• What to produce
The string "登录接口" appears in some lines of the entries that follow; copy each such line.

• Input material

○ ○ ○ ○ ○

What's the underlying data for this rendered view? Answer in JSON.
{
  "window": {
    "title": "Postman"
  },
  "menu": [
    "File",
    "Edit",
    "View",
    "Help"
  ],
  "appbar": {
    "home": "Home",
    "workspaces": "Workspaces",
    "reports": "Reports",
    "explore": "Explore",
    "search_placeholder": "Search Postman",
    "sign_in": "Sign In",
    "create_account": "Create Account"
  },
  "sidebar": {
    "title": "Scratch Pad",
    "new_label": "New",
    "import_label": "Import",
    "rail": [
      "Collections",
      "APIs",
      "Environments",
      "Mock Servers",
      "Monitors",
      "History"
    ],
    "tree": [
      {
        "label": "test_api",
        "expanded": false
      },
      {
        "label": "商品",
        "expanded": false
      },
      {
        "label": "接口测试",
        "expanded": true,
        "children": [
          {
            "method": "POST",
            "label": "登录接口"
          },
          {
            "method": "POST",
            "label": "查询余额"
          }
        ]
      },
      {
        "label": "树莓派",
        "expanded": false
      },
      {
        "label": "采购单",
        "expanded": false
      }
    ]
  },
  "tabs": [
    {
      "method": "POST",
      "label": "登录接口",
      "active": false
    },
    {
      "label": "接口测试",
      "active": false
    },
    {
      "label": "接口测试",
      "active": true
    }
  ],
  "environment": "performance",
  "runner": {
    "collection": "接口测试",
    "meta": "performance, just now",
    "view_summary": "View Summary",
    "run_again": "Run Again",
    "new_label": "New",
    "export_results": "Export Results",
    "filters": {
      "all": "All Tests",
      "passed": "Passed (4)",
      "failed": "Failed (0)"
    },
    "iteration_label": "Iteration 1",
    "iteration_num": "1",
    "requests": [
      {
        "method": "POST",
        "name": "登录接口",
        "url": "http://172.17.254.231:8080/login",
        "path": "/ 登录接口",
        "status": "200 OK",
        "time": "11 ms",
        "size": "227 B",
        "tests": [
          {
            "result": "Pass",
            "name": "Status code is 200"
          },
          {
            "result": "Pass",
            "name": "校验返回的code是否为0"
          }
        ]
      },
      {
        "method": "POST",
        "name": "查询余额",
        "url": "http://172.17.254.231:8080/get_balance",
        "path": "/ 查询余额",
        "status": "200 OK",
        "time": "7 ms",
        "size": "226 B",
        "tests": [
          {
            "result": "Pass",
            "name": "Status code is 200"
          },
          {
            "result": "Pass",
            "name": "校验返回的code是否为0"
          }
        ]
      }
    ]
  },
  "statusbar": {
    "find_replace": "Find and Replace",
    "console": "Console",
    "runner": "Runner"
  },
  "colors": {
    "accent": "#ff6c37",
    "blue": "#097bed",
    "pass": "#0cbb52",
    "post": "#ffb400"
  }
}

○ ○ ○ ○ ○

• Exercise response
            "label": "登录接口"
      "label": "登录接口",
        "name": "登录接口",
        "path": "/ 登录接口",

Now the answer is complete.